Given records:
■ ■ ■

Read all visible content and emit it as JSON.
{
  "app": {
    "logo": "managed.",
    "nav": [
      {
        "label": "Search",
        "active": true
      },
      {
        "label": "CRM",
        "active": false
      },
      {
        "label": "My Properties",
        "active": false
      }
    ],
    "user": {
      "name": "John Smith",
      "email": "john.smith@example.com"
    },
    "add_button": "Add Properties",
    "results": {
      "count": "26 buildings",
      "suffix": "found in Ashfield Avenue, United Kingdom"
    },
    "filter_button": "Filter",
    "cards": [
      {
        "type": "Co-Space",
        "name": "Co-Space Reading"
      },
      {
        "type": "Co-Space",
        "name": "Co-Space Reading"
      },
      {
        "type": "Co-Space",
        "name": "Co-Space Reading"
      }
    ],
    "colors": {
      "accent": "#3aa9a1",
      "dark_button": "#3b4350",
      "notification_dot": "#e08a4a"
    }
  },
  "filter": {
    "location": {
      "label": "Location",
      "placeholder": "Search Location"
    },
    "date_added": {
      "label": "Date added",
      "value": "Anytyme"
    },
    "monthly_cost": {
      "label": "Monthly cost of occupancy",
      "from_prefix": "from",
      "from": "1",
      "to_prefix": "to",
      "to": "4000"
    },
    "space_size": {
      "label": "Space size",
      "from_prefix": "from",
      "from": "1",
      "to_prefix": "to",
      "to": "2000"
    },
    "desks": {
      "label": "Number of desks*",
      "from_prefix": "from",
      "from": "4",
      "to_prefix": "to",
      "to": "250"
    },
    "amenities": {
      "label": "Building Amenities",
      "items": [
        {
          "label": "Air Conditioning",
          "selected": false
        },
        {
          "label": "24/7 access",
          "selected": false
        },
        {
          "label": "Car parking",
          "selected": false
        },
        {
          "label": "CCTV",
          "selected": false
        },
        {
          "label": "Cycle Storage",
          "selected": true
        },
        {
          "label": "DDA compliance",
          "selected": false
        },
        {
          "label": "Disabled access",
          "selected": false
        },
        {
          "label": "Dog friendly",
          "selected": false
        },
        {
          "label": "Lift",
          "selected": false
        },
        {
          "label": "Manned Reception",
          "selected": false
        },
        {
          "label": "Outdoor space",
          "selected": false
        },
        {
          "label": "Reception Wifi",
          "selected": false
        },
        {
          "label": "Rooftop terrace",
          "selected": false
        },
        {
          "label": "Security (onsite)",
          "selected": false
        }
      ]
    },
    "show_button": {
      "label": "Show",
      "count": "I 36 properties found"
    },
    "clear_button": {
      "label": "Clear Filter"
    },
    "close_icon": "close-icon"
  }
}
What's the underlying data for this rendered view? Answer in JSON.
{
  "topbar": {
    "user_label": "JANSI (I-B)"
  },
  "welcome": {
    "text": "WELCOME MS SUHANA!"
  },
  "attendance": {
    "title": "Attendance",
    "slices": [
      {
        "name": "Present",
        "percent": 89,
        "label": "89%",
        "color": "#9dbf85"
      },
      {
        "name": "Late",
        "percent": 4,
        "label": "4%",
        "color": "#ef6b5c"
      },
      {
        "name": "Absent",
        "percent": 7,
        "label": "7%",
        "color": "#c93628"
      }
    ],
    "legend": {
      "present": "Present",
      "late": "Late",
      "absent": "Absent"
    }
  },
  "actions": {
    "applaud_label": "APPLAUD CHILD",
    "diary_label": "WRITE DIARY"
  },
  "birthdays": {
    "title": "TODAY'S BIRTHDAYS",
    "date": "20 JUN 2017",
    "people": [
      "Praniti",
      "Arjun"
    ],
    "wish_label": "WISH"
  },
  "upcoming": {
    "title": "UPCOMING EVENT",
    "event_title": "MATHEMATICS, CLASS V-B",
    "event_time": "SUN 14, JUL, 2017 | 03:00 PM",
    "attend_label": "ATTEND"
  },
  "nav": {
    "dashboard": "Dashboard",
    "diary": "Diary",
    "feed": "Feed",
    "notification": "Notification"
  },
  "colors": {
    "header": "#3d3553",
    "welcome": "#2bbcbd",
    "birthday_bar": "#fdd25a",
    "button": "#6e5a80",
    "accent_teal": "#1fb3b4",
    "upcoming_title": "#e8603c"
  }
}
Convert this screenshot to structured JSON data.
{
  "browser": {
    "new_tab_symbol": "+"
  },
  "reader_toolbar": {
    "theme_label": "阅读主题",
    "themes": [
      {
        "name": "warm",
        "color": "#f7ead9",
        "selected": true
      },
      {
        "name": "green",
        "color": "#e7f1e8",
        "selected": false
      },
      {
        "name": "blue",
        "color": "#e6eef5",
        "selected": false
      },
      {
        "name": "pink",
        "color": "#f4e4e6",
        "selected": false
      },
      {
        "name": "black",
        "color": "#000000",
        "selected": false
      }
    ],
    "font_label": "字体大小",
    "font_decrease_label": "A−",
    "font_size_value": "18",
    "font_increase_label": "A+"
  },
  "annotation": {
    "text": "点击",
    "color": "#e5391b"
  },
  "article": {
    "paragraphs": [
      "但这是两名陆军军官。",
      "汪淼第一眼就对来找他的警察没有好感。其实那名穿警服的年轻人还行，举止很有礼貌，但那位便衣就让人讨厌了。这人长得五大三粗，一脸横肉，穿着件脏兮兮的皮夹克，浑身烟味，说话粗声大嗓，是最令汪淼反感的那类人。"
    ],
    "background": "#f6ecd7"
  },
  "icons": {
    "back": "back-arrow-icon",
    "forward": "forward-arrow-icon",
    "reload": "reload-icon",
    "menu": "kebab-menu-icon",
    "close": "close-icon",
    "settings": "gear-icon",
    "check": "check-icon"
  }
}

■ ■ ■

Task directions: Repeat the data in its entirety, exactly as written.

Response to the exercise:
Read all visible content and emit it as JSON.
{
  "app": {
    "logo": "managed.",
    "nav": [
      {
        "label": "Search",
        "active": true
      },
      {
        "label": "CRM",
        "active": false
      },
      {
        "label": "My Properties",
        "active": false
      }
    ],
    "user": {
      "name": "John Smith",
      "email": "john.smith@example.com"
    },
    "add_button": "Add Properties",
    "results": {
      "count": "26 buildings",
      "suffix": "found in Ashfield Avenue, United Kingdom"
    },
    "filter_button": "Filter",
    "cards": [
      {
        "type": "Co-Space",
        "name": "Co-Space Reading"
      },
      {
        "type": "Co-Space",
        "name": "Co-Space Reading"
      },
      {
        "type": "Co-Space",
        "name": "Co-Space Reading"
      }
    ],
    "colors": {
      "accent": "#3aa9a1",
      "dark_button": "#3b4350",
      "notification_dot": "#e08a4a"
    }
  },
  "filter": {
    "location": {
      "label": "Location",
      "placeholder": "Search Location"
    },
    "date_added": {
      "label": "Date added",
      "value": "Anytyme"
    },
    "monthly_cost": {
      "label": "Monthly cost of occupancy",
      "from_prefix": "from",
      "from": "1",
      "to_prefix": "to",
      "to": "4000"
    },
    "space_size": {
      "label": "Space size",
      "from_prefix": "from",
      "from": "1",
      "to_prefix": "to",
      "to": "2000"
    },
    "desks": {
      "label": "Number of desks*",
      "from_prefix": "from",
      "from": "4",
      "to_prefix": "to",
      "to": "250"
    },
    "amenities": {
      "label": "Building Amenities",
      "items": [
        {
          "label": "Air Conditioning",
          "selected": false
        },
        {
          "label": "24/7 access",
          "selected": false
        },
        {
          "label": "Car parking",
          "selected": false
        },
        {
          "label": "CCTV",
          "selected": false
        },
        {
          "label": "Cycle Storage",
          "selected": true
        },
        {
          "label": "DDA compliance",
          "selected": false
        },
        {
          "label": "Disabled access",
          "selected": false
        },
        {
          "label": "Dog friendly",
          "selected": false
        },
        {
          "label": "Lift",
          "selected": false
        },
        {
          "label": "Manned Reception",
          "selected": false
        },
        {
          "label": "Outdoor space",
          "selected": false
        },
        {
          "label": "Reception Wifi",
          "selected": false
        },
        {
          "label": "Rooftop terrace",
          "selected": false
        },
        {
          "label": "Security (onsite)",
          "selected": false
        }
      ]
    },
    "show_button": {
      "label": "Show",
      "count": "I 36 properties found"
    },
    "clear_button": {
      "label": "Clear Filter"
    },
    "close_icon": "close-icon"
  }
}
What's the underlying data for this rendered view? Answer in JSON.
{
  "topbar": {
    "user_label": "JANSI (I-B)"
  },
  "welcome": {
    "text": "WELCOME MS SUHANA!"
  },
  "attendance": {
    "title": "Attendance",
    "slices": [
      {
        "name": "Present",
        "percent": 89,
        "label": "89%",
        "color": "#9dbf85"
      },
      {
        "name": "Late",
        "percent": 4,
        "label": "4%",
        "color": "#ef6b5c"
      },
      {
        "name": "Absent",
        "percent": 7,
        "label": "7%",
        "color": "#c93628"
      }
    ],
    "legend": {
      "present": "Present",
      "late": "Late",
      "absent": "Absent"
    }
  },
  "actions": {
    "applaud_label": "APPLAUD CHILD",
    "diary_label": "WRITE DIARY"
  },
  "birthdays": {
    "title": "TODAY'S BIRTHDAYS",
    "date": "20 JUN 2017",
    "people": [
      "Praniti",
      "Arjun"
    ],
    "wish_label": "WISH"
  },
  "upcoming": {
    "title": "UPCOMING EVENT",
    "event_title": "MATHEMATICS, CLASS V-B",
    "event_time": "SUN 14, JUL, 2017 | 03:00 PM",
    "attend_label": "ATTEND"
  },
  "nav": {
    "dashboard": "Dashboard",
    "diary": "Diary",
    "feed": "Feed",
    "notification": "Notification"
  },
  "colors": {
    "header": "#3d3553",
    "welcome": "#2bbcbd",
    "birthday_bar": "#fdd25a",
    "button": "#6e5a80",
    "accent_teal": "#1fb3b4",
    "upcoming_title": "#e8603c"
  }
}
Convert this screenshot to structured JSON data.
{
  "browser": {
    "new_tab_symbol": "+"
  },
  "reader_toolbar": {
    "theme_label": "阅读主题",
    "themes": [
      {
        "name": "warm",
        "color": "#f7ead9",
        "selected": true
      },
      {
        "name": "green",
        "color": "#e7f1e8",
        "selected": false
      },
      {
        "name": "blue",
        "color": "#e6eef5",
        "selected": false
      },
      {
        "name": "pink",
        "color": "#f4e4e6",
        "selected": false
      },
      {
        "name": "black",
        "color": "#000000",
        "selected": false
      }
    ],
    "font_label": "字体大小",
    "font_decrease_label": "A−",
    "font_size_value": "18",
    "font_increase_label": "A+"
  },
  "annotation": {
    "text": "点击",
    "color": "#e5391b"
  },
  "article": {
    "paragraphs": [
      "但这是两名陆军军官。",
      "汪淼第一眼就对来找他的警察没有好感。其实那名穿警服的年轻人还行，举止很有礼貌，但那位便衣就让人讨厌了。这人长得五大三粗，一脸横肉，穿着件脏兮兮的皮夹克，浑身烟味，说话粗声大嗓，是最令汪淼反感的那类人。"
    ],
    "background": "#f6ecd7"
  },
  "icons": {
    "back": "back-arrow-icon",
    "forward": "forward-arrow-icon",
    "reload": "reload-icon",
    "menu": "kebab-menu-icon",
    "close": "close-icon",
    "settings": "gear-icon",
    "check": "check-icon"
  }
}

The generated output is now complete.